Wind speeds of 141 km/h (88mph) were recorded with multiple reports of large destructive hail in the city and the surrounding suburbs.

Supercell storm approaching Brisbane city during peak hour.

 

What caused this destructive storm?

What seemed like a typical muggy summers day in Queensland quickly changed, as warm humid air over South East Queensland was hit by a cooler southerly change causing instability. Multiple cells formed near the New South Wales border and tracked northwards, with one storm intensifying into a strong supercell. While supercell storms are not uncommon for Queensland, it was rare for one to strike the central parts of Brisbane.

The storm continued to track north, threatening suburbs in the Moreton Bay region. It passed near Redcliffe and North Lakes around 30 to 40 minutes after impacting the city, before finally shifting out to sea not long before dusk.

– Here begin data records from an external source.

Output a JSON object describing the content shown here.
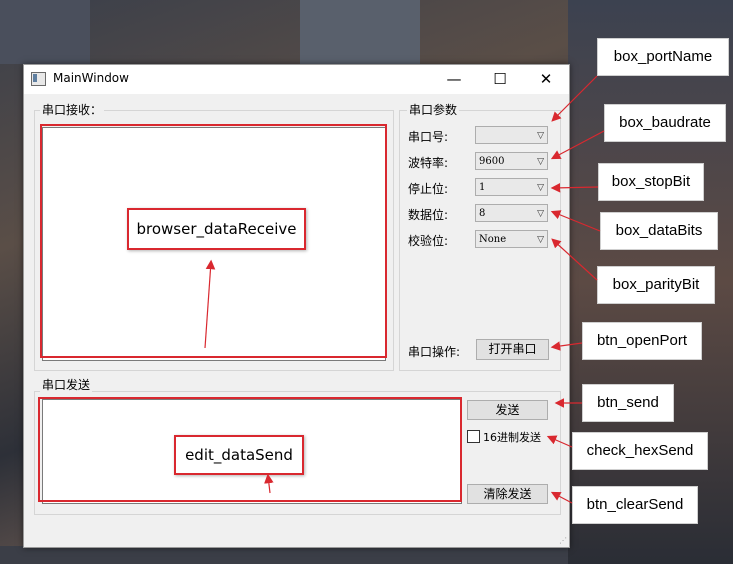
{
  "window": {
    "title": "MainWindow",
    "minimize": "—",
    "maximize": "☐",
    "close": "✕"
  },
  "receive_group": {
    "title": "串口接收：",
    "widget_label": "browser_dataReceive"
  },
  "params_group": {
    "title": "串口参数",
    "port_label": "串口号:",
    "port_value": "",
    "baud_label": "波特率:",
    "baud_value": "9600",
    "stop_label": "停止位:",
    "stop_value": "1",
    "data_label": "数据位:",
    "data_value": "8",
    "parity_label": "校验位:",
    "parity_value": "None",
    "op_label": "串口操作:",
    "open_button": "打开串口"
  },
  "send_group": {
    "title": "串口发送",
    "widget_label": "edit_dataSend",
    "send_button": "发送",
    "hex_checkbox": "16进制发送",
    "hex_checked": false,
    "clear_button": "清除发送"
  },
  "callouts": {
    "portName": "box_portName",
    "baudrate": "box_baudrate",
    "stopBit": "box_stopBit",
    "dataBits": "box_dataBits",
    "parityBit": "box_parityBit",
    "openPort": "btn_openPort",
    "send": "btn_send",
    "hexSend": "check_hexSend",
    "clearSend": "btn_clearSend"
  },
  "colors": {
    "annotation_red": "#d9282f"
  }
}
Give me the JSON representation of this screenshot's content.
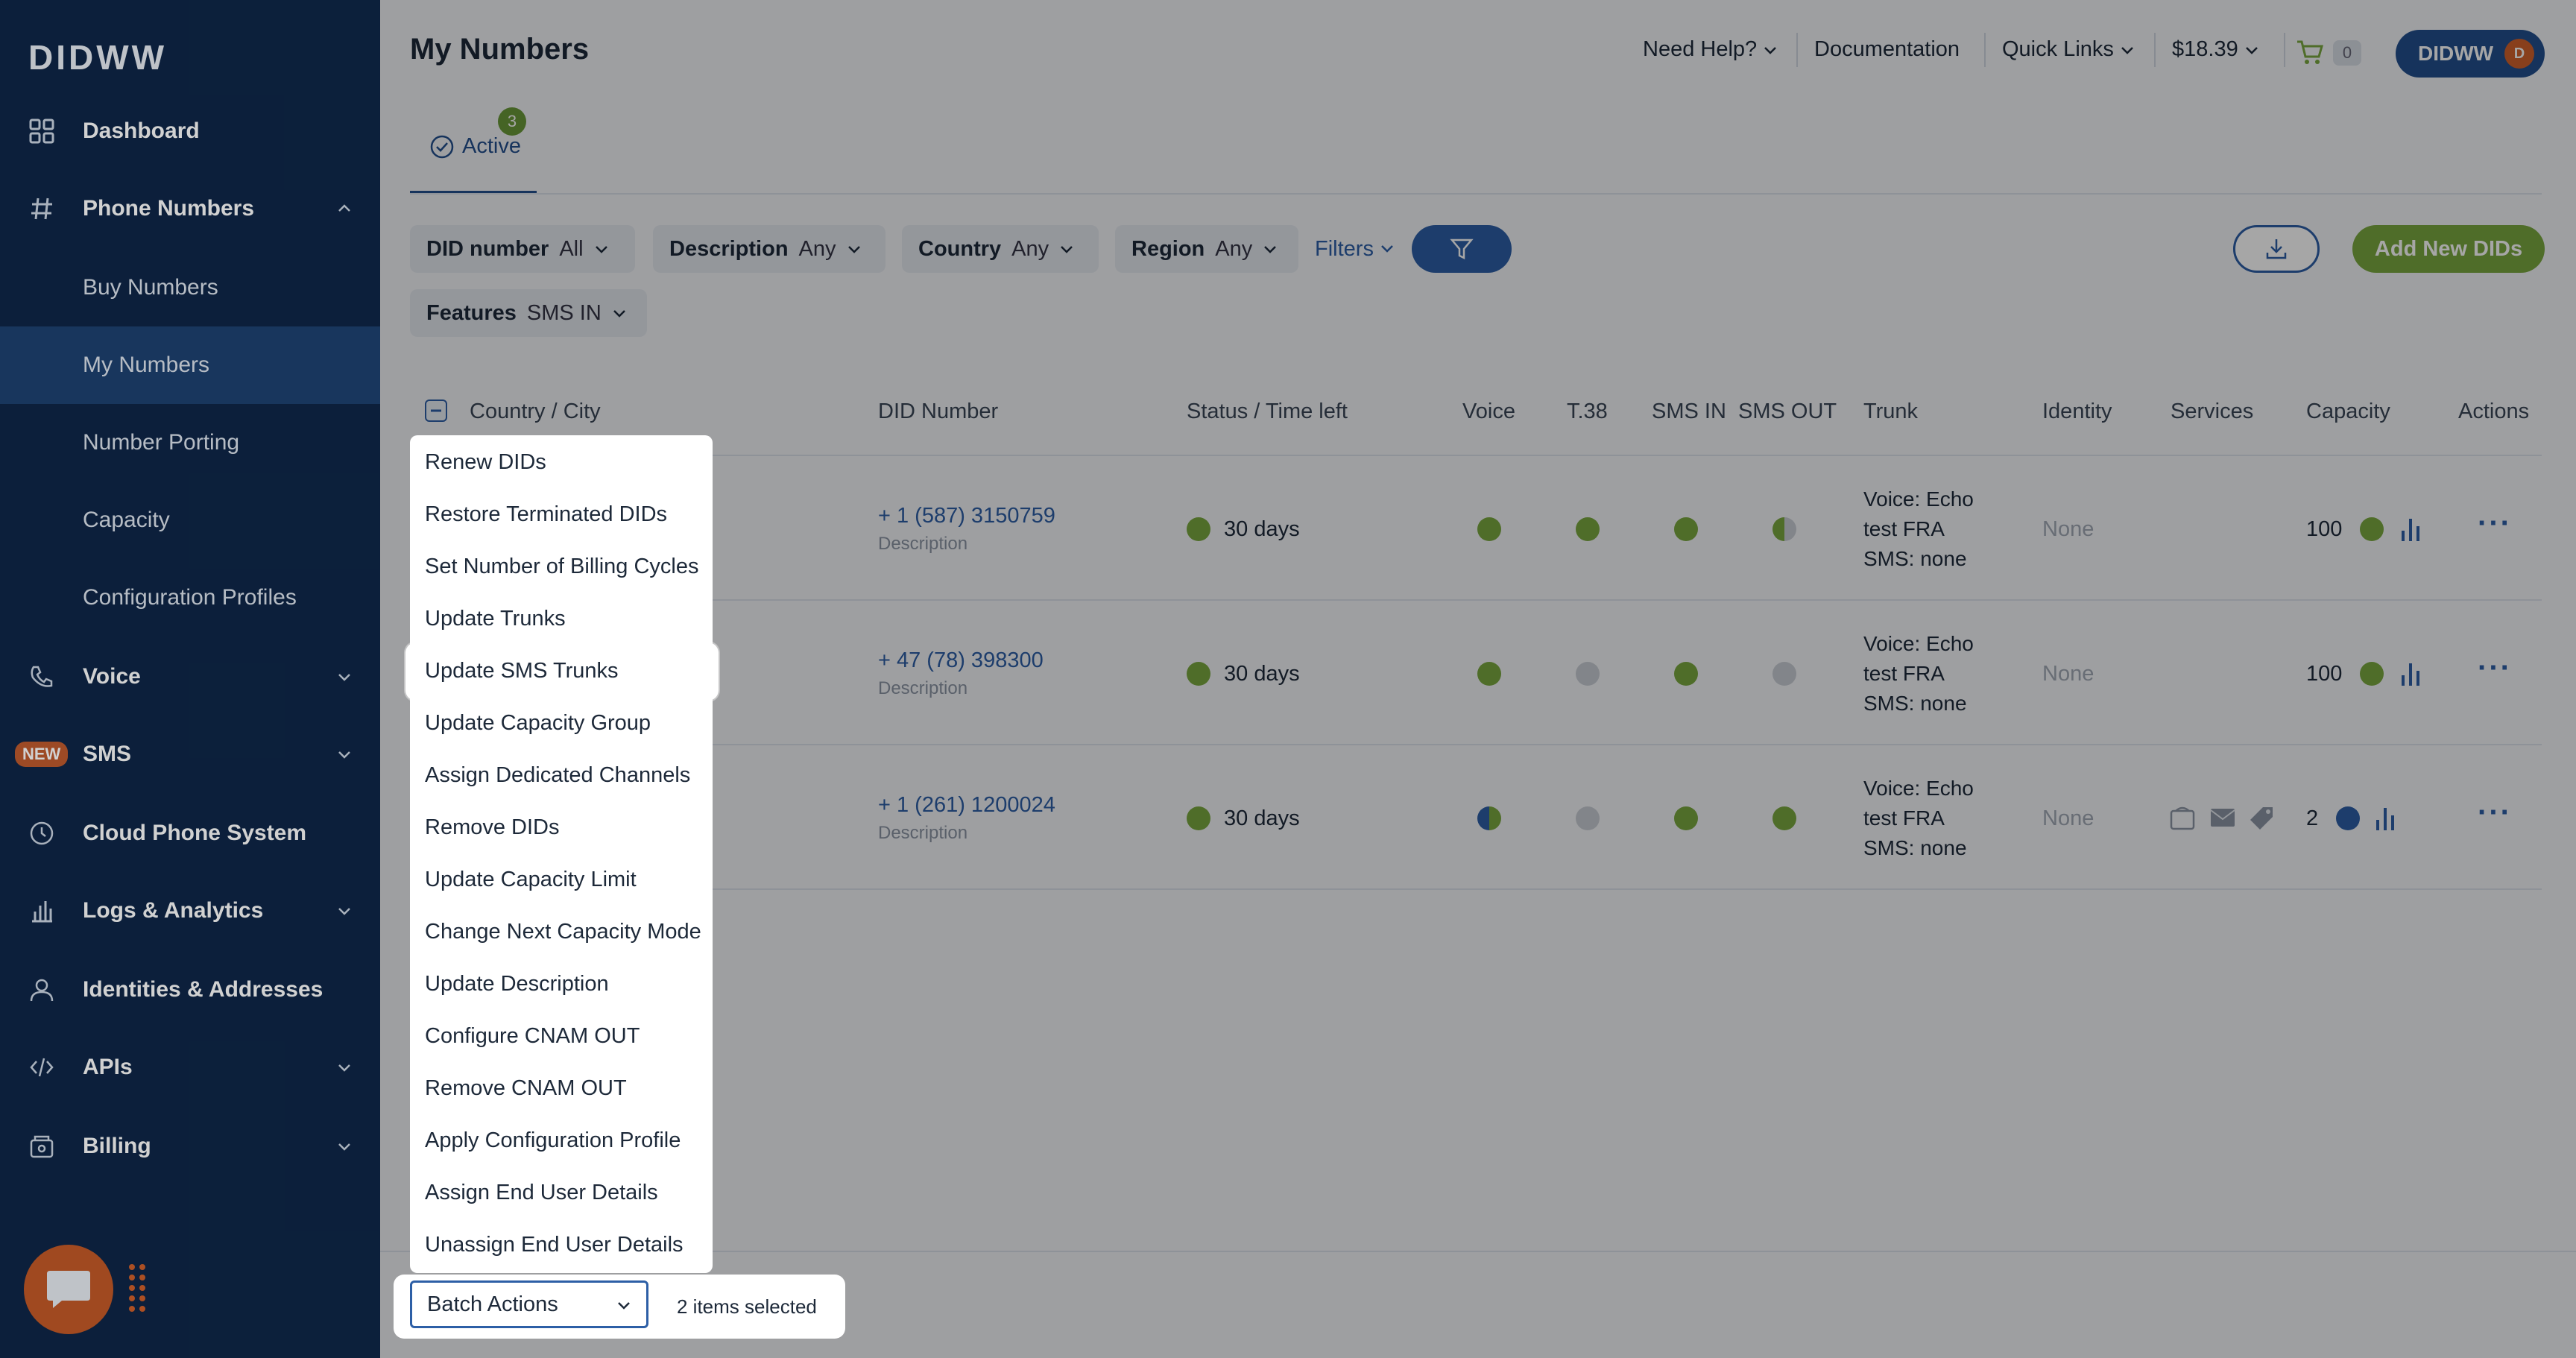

Supercell storm causes flash flooding in Brisbane CBD.

 

The Aftermath

To make matters worse, the supercell storm struck Brisbane during peak hour. Although the storm was of short duration (lasting just half an hour), it didn’t lack in destruction. Reports of giant hail were widespread throughout the city. A senior forecaster at the Bureau of Meteorology described the storm as the worst in a decade. More than 100,000 homes lost power supply, 642 power-lines were brought down, around 2,000 homes experienced roof damaged caused by hail and 39 people were injured with 12 treated at hospitals. A number of planes were flipped at Archerfield Airport, and more than 12 schools were closed following the storm. Brisbane City Council and State Government buildings suffered $50 million worth of damage.

It was estimated that the short storm caused $1.1 billion worth of damage. Many drivers were caught unaware and unable to escape the hail. According to the Insurance Council of Australia 100,000 insurance claims were lodged with almost two thirds for vehicles. It was believed that hail-damaged cars were undergoing repairs 18 months after the supercell hit!

Record hail stones hit catch Brisbane residents off guard.

 

The aftermath of Brisbane’s supercell.

 

The estimated insurance recovery bill is over $1 billion

With the current weather patterns of increasing hot temperatures, wild storms and flash flooding, it’s imperative that our livelihoods are protected. Just like our homes and cars need insurance so do our businesses. If our businesses were to come to a halt because of damage caused by natural disasters the repercussions could be detrimental to not only yourself, but also your staff, customers and suppliers. For more information on how you can insure your business or if you have any questions you’d like answers, contact us today for a chat about your insurance needs and goals.

General Advice Warning: This advice is general and does not take into account your objectives, financial situation or needs. You should consider whether the advice is appropriate for you and your personal circumstances. Before you make any decision about whether to acquire a certain product, you should obtain and read the relevant product disclosure statement.Lisa Carter, Clear Insurance AFSL: 240549, AR Number: 388083, CAR Number: 465935